All of the data that follows should be written out exactly.

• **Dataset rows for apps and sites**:
* * * * * * * * *

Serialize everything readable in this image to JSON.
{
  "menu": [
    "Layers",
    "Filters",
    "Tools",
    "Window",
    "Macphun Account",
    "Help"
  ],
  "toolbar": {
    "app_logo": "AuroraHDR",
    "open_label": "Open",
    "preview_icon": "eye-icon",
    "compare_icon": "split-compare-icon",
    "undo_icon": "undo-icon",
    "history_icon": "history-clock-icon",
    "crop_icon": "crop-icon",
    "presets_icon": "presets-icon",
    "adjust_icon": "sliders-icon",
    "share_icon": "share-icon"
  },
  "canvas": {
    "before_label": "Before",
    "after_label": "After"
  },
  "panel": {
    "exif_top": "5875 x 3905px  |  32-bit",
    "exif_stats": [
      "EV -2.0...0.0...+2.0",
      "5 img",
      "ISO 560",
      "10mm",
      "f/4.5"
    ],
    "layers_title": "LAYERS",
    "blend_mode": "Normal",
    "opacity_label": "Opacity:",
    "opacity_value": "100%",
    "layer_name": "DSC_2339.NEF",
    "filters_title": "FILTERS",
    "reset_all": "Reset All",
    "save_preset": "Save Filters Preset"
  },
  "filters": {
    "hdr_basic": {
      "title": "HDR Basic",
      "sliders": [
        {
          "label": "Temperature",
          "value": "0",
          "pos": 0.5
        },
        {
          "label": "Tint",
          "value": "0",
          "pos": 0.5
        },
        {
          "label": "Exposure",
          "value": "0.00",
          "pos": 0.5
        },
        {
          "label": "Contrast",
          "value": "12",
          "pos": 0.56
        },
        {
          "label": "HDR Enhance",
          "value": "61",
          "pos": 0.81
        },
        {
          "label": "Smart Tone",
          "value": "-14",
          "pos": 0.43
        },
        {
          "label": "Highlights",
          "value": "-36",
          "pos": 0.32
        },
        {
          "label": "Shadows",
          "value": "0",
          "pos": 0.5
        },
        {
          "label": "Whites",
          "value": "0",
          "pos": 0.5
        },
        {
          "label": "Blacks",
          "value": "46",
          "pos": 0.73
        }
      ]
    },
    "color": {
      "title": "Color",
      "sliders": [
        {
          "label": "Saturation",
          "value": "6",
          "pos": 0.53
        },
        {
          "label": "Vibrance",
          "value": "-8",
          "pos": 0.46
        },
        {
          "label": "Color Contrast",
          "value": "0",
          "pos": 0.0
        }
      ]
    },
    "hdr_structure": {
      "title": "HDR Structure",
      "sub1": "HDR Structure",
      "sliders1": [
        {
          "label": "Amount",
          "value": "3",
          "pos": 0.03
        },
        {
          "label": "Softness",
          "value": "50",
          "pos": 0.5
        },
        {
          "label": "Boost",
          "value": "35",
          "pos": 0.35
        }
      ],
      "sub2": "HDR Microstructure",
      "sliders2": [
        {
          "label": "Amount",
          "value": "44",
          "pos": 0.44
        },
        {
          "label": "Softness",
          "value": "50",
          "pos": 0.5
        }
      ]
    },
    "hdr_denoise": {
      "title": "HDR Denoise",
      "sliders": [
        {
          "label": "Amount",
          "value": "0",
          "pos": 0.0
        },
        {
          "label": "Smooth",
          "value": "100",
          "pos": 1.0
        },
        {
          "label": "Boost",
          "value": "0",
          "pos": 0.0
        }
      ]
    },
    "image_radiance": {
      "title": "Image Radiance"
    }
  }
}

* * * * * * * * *

• **Completed task**:
Serialize everything readable in this image to JSON.
{
  "menu": [
    "Layers",
    "Filters",
    "Tools",
    "Window",
    "Macphun Account",
    "Help"
  ],
  "toolbar": {
    "app_logo": "AuroraHDR",
    "open_label": "Open",
    "preview_icon": "eye-icon",
    "compare_icon": "split-compare-icon",
    "undo_icon": "undo-icon",
    "history_icon": "history-clock-icon",
    "crop_icon": "crop-icon",
    "presets_icon": "presets-icon",
    "adjust_icon": "sliders-icon",
    "share_icon": "share-icon"
  },
  "canvas": {
    "before_label": "Before",
    "after_label": "After"
  },
  "panel": {
    "exif_top": "5875 x 3905px  |  32-bit",
    "exif_stats": [
      "EV -2.0...0.0...+2.0",
      "5 img",
      "ISO 560",
      "10mm",
      "f/4.5"
    ],
    "layers_title": "LAYERS",
    "blend_mode": "Normal",
    "opacity_label": "Opacity:",
    "opacity_value": "100%",
    "layer_name": "DSC_2339.NEF",
    "filters_title": "FILTERS",
    "reset_all": "Reset All",
    "save_preset": "Save Filters Preset"
  },
  "filters": {
    "hdr_basic": {
      "title": "HDR Basic",
      "sliders": [
        {
          "label": "Temperature",
          "value": "0",
          "pos": 0.5
        },
        {
          "label": "Tint",
          "value": "0",
          "pos": 0.5
        },
        {
          "label": "Exposure",
          "value": "0.00",
          "pos": 0.5
        },
        {
          "label": "Contrast",
          "value": "12",
          "pos": 0.56
        },
        {
          "label": "HDR Enhance",
          "value": "61",
          "pos": 0.81
        },
        {
          "label": "Smart Tone",
          "value": "-14",
          "pos": 0.43
        },
        {
          "label": "Highlights",
          "value": "-36",
          "pos": 0.32
        },
        {
          "label": "Shadows",
          "value": "0",
          "pos": 0.5
        },
        {
          "label": "Whites",
          "value": "0",
          "pos": 0.5
        },
        {
          "label": "Blacks",
          "value": "46",
          "pos": 0.73
        }
      ]
    },
    "color": {
      "title": "Color",
      "sliders": [
        {
          "label": "Saturation",
          "value": "6",
          "pos": 0.53
        },
        {
          "label": "Vibrance",
          "value": "-8",
          "pos": 0.46
        },
        {
          "label": "Color Contrast",
          "value": "0",
          "pos": 0.0
        }
      ]
    },
    "hdr_structure": {
      "title": "HDR Structure",
      "sub1": "HDR Structure",
      "sliders1": [
        {
          "label": "Amount",
          "value": "3",
          "pos": 0.03
        },
        {
          "label": "Softness",
          "value": "50",
          "pos": 0.5
        },
        {
          "label": "Boost",
          "value": "35",
          "pos": 0.35
        }
      ],
      "sub2": "HDR Microstructure",
      "sliders2": [
        {
          "label": "Amount",
          "value": "44",
          "pos": 0.44
        },
        {
          "label": "Softness",
          "value": "50",
          "pos": 0.5
        }
      ]
    },
    "hdr_denoise": {
      "title": "HDR Denoise",
      "sliders": [
        {
          "label": "Amount",
          "value": "0",
          "pos": 0.0
        },
        {
          "label": "Smooth",
          "value": "100",
          "pos": 1.0
        },
        {
          "label": "Boost",
          "value": "0",
          "pos": 0.0
        }
      ]
    },
    "image_radiance": {
      "title": "Image Radiance"
    }
  }
}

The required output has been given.